One son of Ahimelech, named Abiathar, escaped this slaughter and fled to find David. Thus Abiathar, the great-great-grandson of the wicked priest Eli, was the sole survivor of the curse on the house of Eli, as recorded in 1 Samuel 2:27. Abiathar told David all that Saul had done and he replied, no doubt in tears, "I knew it that day, when Doeg the Edomite was there, that he would surely tell Saul: I have occasioned the death of all the persons of thy father's house" (v221). David invited Abiathar to stay with him and we learn from the next chapter (23:9) that Abiathar had escaped with the ephod and the breastplate of righteousness.

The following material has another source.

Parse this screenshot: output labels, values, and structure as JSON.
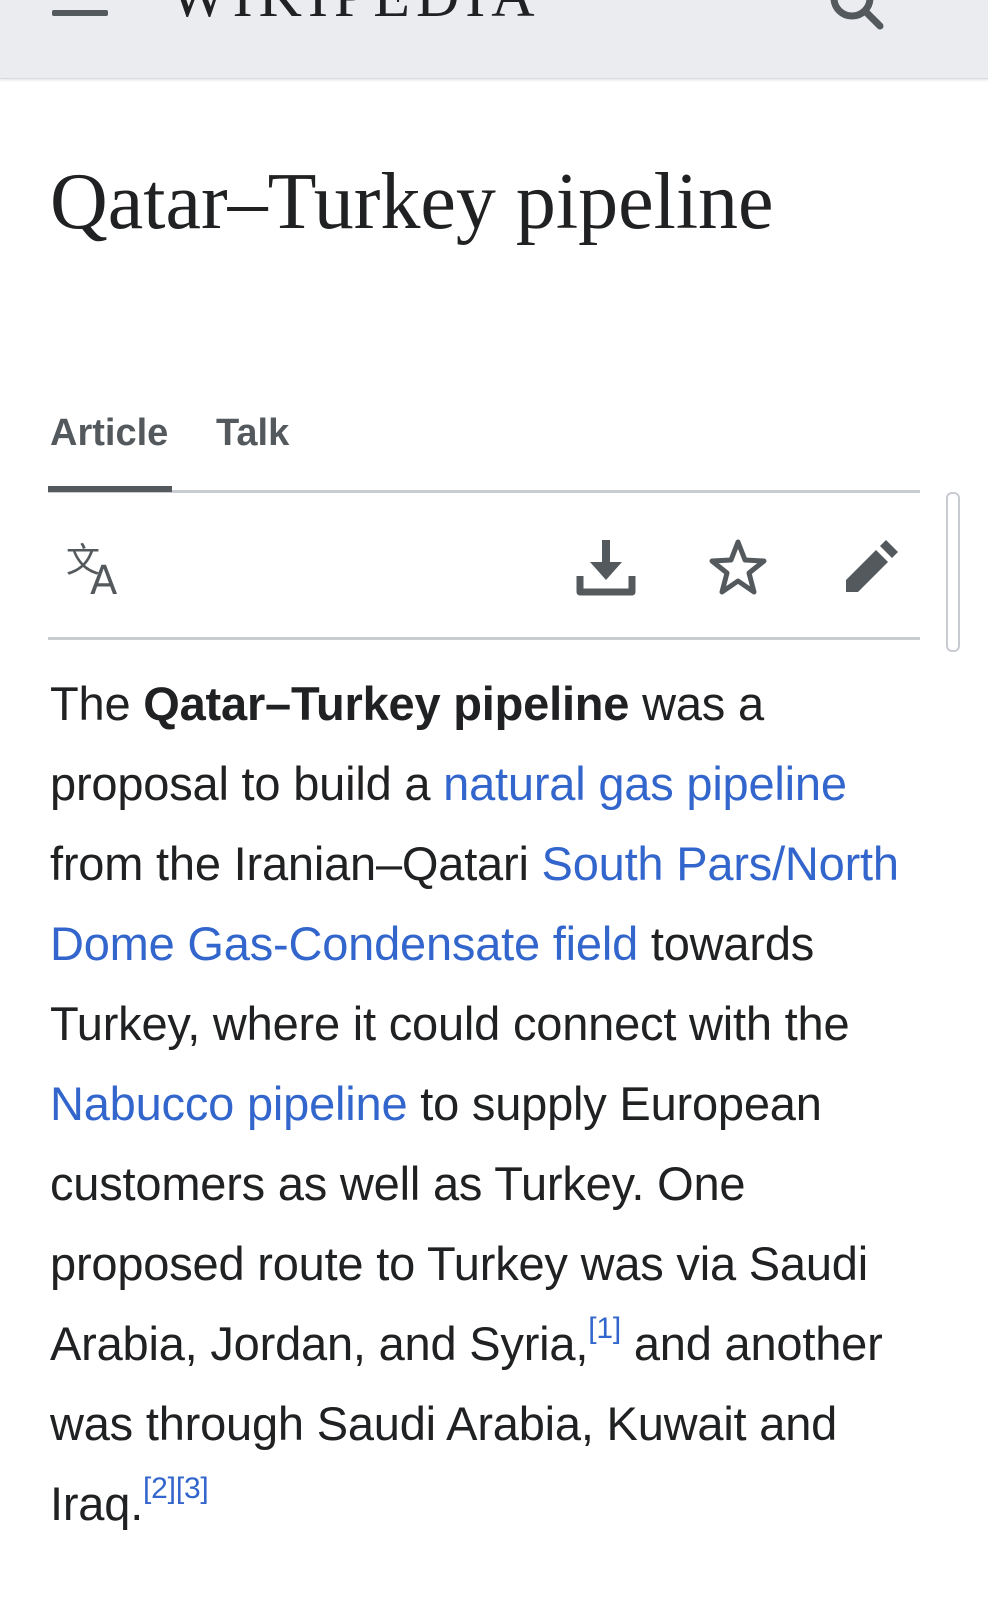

Chapter 23 records the continued attempts by Saul to take the life of David and we read (v13) that David's band of four-hundred men had now grown to six hundred. He was continually successful in escaping from Saul because "God delivered him not into his hand." Jonathan now sought out David in the wilderness of Ziph and offered him encouragement (v171): "And he said unto him, 'Fear not for the hand of Saul my father shall not find thee; and thou shalt be king over Israel, and I shall be next unto thee, and that also Saul my father knoweth'". As we learnt from Chapter 18 and 19, Jonathan had great spiritual insight and the two of them made a covenant before the Lord before Jonathan returned home. Although the Ziphites reported David's hiding place to Saul, before he could attack it, God sent a diversion. As he pursued David (v27) a messenger told Saul that the Philistines had made a raid on the land and Saul called off his pursuit to go and meet the challenge of the Philistines. David made good use of his divinely engineered escape and returned to his stronghold at En-gedi.
(Continued on page 547)